purely economic standpoint, and that’s fine at this point, but there is value
in supporting your local food system. You can charge more, but I think also in
that same regard, the prices will start to come down as there’s more access, as
there’s better distribution for small scale producers. This whole system can
change and it can be utilized in ways … I’m backtracking a little, but I
wrote my thesis at university on how food trucks can be utilized to promote
sustainable agriculture in urban environments. If you cut out all the excess
costs of a restaurant, it’s not those ingredients that are making it inaccessible
to the majority of the public. It’s not the cost of the food itself. It’s all
the other amenities. It’s linens, it’s a huge staff, all these other things.
I started this pop up supper club and then founded the Philly Mobile Food Association, and was working to get my own truck off the ground to be able to
serve under developed neighborhoods, people in need of good food. I think a lot
of people are starting to embrace it. To tie this all into the brewery, these
are values that Brooklyn Brewery has had for twenty-five years, and the
founders had prior to that. Especially Garrett Oliver, being one of the
founding board members of Slow Food USA. I believe in the craft beer movement
and the real beer movement, and to find a brewery that embraces my food values,
community values … we support over two thousand non profits and different
initiatives each year, the brewery’s incredibly active in the community. I
never saw myself working for a big company, but this was the chance to have a
support structure and network that believed in what I want to do, and I believe
in what they want to do, and it makes sense.
seems like a great fit between the two of you.

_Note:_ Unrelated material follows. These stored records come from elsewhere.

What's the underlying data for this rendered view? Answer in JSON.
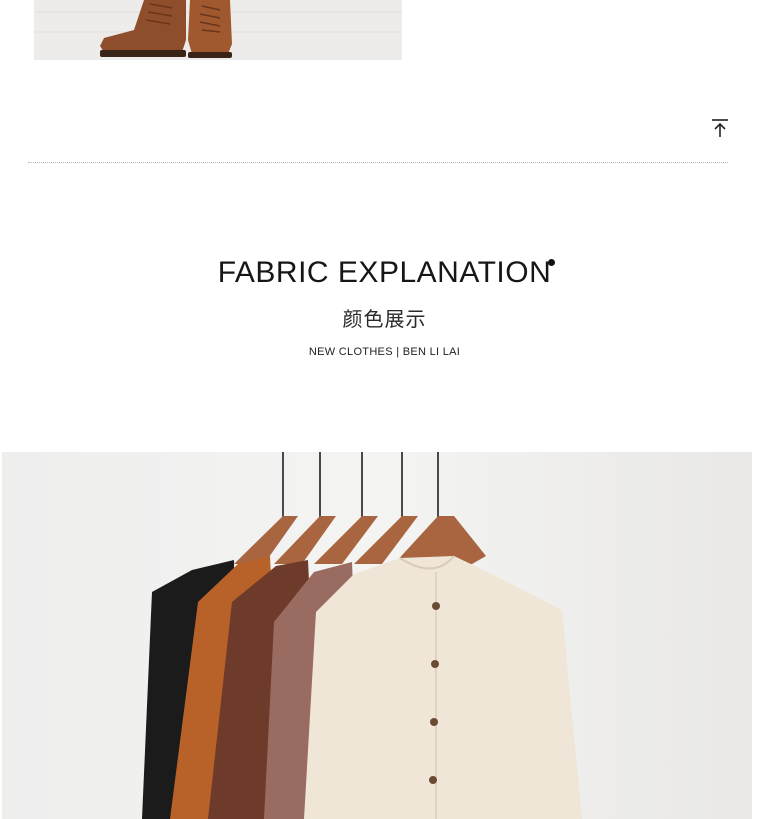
{
  "back_to_top": {
    "icon": "arrow-up-to-line-icon"
  },
  "section": {
    "title": "FABRIC EXPLANATION",
    "subtitle_cn": "颜色展示",
    "tagline": "NEW CLOTHES |  BEN  LI  LAI"
  },
  "images": {
    "top": {
      "icon": "boots-photo"
    },
    "product": {
      "icon": "shirts-on-hangers-photo"
    }
  },
  "colors": {
    "shirt_black": "#1b1b1b",
    "shirt_rust": "#b8622a",
    "shirt_brown": "#6e3a2a",
    "shirt_mauve": "#9a6b61",
    "shirt_cream": "#efe6d8",
    "hanger_wood": "#a8653f",
    "boot_tan": "#9a5a32"
  }
}
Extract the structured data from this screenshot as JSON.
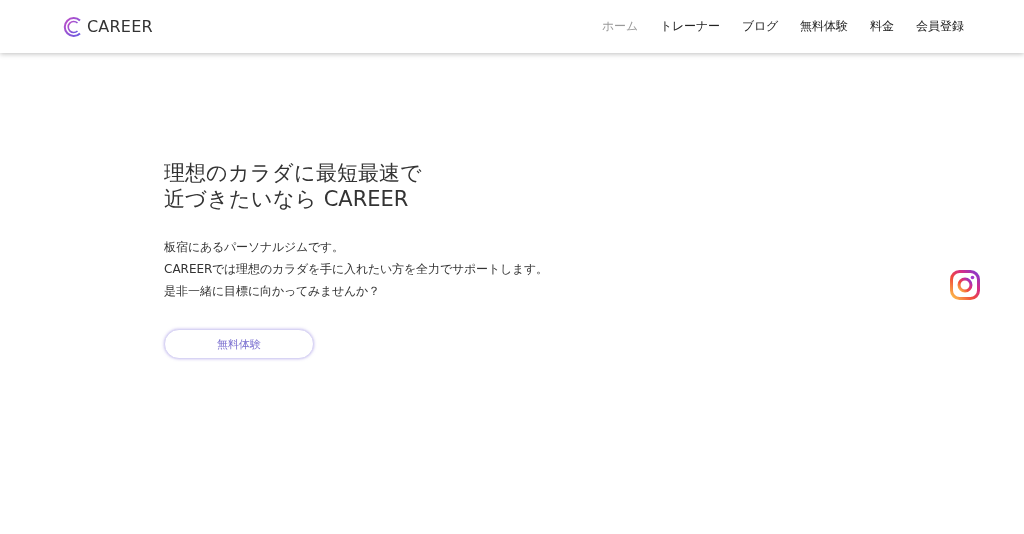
{
  "header": {
    "logo": "CAREER",
    "nav": [
      {
        "label": "ホーム",
        "selected": true
      },
      {
        "label": "トレーナー",
        "selected": false
      },
      {
        "label": "ブログ",
        "selected": false
      },
      {
        "label": "無料体験",
        "selected": false
      },
      {
        "label": "料金",
        "selected": false
      },
      {
        "label": "会員登録",
        "selected": false
      }
    ]
  },
  "hero": {
    "headline": [
      "理想のカラダに最短最速で",
      "近づきたいなら CAREER"
    ],
    "description": [
      "板宿にあるパーソナルジムです。",
      "CAREERでは理想のカラダを手に入れたい方を全力でサポートします。",
      "是非一緒に目標に向かってみませんか？"
    ],
    "button": "無料体験"
  }
}
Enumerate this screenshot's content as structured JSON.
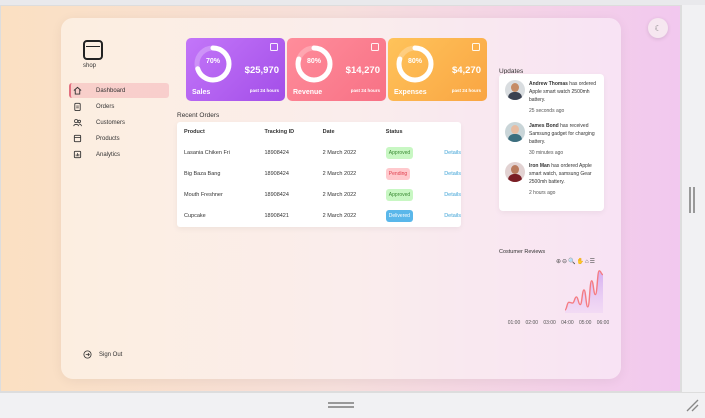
{
  "app": {
    "logo_text": "shop"
  },
  "nav": {
    "items": [
      {
        "label": "Dashboard",
        "icon": "home-icon",
        "active": true
      },
      {
        "label": "Orders",
        "icon": "clipboard-icon",
        "active": false
      },
      {
        "label": "Customers",
        "icon": "users-icon",
        "active": false
      },
      {
        "label": "Products",
        "icon": "box-icon",
        "active": false
      },
      {
        "label": "Analytics",
        "icon": "chart-icon",
        "active": false
      }
    ],
    "signout_label": "Sign Out"
  },
  "stats": [
    {
      "title": "Sales",
      "percent": "70%",
      "percent_value": 70,
      "value": "$25,970",
      "period": "past 24 hours",
      "color": "#b45ff0"
    },
    {
      "title": "Revenue",
      "percent": "80%",
      "percent_value": 80,
      "value": "$14,270",
      "period": "past 24 hours",
      "color": "#fb7d8e"
    },
    {
      "title": "Expenses",
      "percent": "80%",
      "percent_value": 80,
      "value": "$4,270",
      "period": "past 24 hours",
      "color": "#fdb64f"
    }
  ],
  "orders": {
    "title": "Recent Orders",
    "columns": [
      "Product",
      "Tracking ID",
      "Date",
      "Status",
      ""
    ],
    "rows": [
      {
        "product": "Lasania Chiken Fri",
        "tracking": "18908424",
        "date": "2 March 2022",
        "status": "Approved",
        "status_bg": "#c8f7c3",
        "status_color": "#3a8a33",
        "action": "Details"
      },
      {
        "product": "Big Baza Bang",
        "tracking": "18908424",
        "date": "2 March 2022",
        "status": "Pending",
        "status_bg": "#ffc9cd",
        "status_color": "#e0404f",
        "action": "Details"
      },
      {
        "product": "Mouth Freshner",
        "tracking": "18908424",
        "date": "2 March 2022",
        "status": "Approved",
        "status_bg": "#c8f7c3",
        "status_color": "#3a8a33",
        "action": "Details"
      },
      {
        "product": "Cupcake",
        "tracking": "18908421",
        "date": "2 March 2022",
        "status": "Delivered",
        "status_bg": "#5ab7ea",
        "status_color": "#ffffff",
        "action": "Details"
      }
    ]
  },
  "updates": {
    "title": "Updates",
    "items": [
      {
        "name": "Andrew Thomas",
        "text": "has ordered Apple smart watch 2500mh battery.",
        "time": "25 seconds ago",
        "skin": "#c58c66",
        "shirt": "#3a4150"
      },
      {
        "name": "James Bond",
        "text": "has received Samsung gadget for charging battery.",
        "time": "30 minutes ago",
        "skin": "#e7bca1",
        "shirt": "#3c6e7e"
      },
      {
        "name": "Iron Man",
        "text": "has ordered Apple smart watch, samsung Gear 2500mh battery.",
        "time": "2 hours ago",
        "skin": "#b97a5d",
        "shirt": "#7a1d24"
      }
    ]
  },
  "reviews": {
    "title": "Costumer Reviews",
    "tools": "⊕⊖🔍✋⌂☰"
  },
  "chart_data": {
    "type": "area",
    "x": [
      "01:00",
      "02:00",
      "03:00",
      "04:00",
      "05:00",
      "06:00"
    ],
    "series": [
      {
        "values": [
          8,
          28,
          26,
          42,
          22,
          60,
          16,
          84,
          48,
          110,
          100
        ]
      }
    ],
    "ylim": [
      0,
      120
    ],
    "color": "#f57c82"
  }
}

Out of curiosity, how did you
come to work at Brooklyn Brewery?
AG: My girlfriend runs the Vendy Awards, which is
the biggest street vendor event in New York. She’s a native New Yorker, so I
moved up with her. Turns out that Brooklyn Brewery sponsors the Vendies. She
was in a meeting with them to go over the Vendies, and they mentioned they were
hiring for this position. She’s doing a food studies program at NYU, she’s very
involved in the food world in New York. They asked, “Do you know anyone
who might be good for this position?” She was like, “I think I know
someone.” That’s how I found out about the position. I went through a two
month hiring process, it was pretty nerve wracking, but it was fun. I
interviewed, I did food demos, and a bunch of different things for that. It was
a really interesting hiring process, I thought. It all came together in the
FJ: Sounds like it worked out pretty well for
everyone. Okay, so now on to my favorite question. Pretty much everybody has
some sort of memory of some meal, or something that their mom used to make, or just
a favorite food related memory. Do you have a favorite food memory?
AG: I have two, and for different reasons. The
first would just be related to my family. We’re a pretty secular Jewish family,
but we had all of our holidays focused on food, and the table, and community.
Passover was huge, and it had nothing to do with the religious connotation, it
was just a sense of family, and coming together, and breaking bread together,
and that’s something that I used to love with the supper club in Philly I used
to do. Being able to bring people together and communicate through food, and have
food as the centerpiece. I would say it’s our family dinners over the Jewish
holidays that played a very big role in the way I view the ideal dinner setting,
so to speak.
I also remember one time at a little cottage
restaurant in Philly, the Valley Green Inn. I was pretty young, but I had a
chilled strawberry soup, and that was something that changed the way I felt
about food. I can remember it vividly, just the idea that you could do a
chilled soup. I must have been maybe ten years old, eleven years old, before I
had any indication that I would be moving to the food world or anything like
that. It was a transformative food moment for me.
Andrew Gerson is the house chef for Brooklyn Brewery, located at 79 North 11th Street in Williamsburg, Brooklyn. The Brewery is open to the public Monday-Thursday from 5-7pm for reservation-only Small Batch tours, Friday evening for Happy Hour, and Saturdays and Sundays for Tours and Tastings.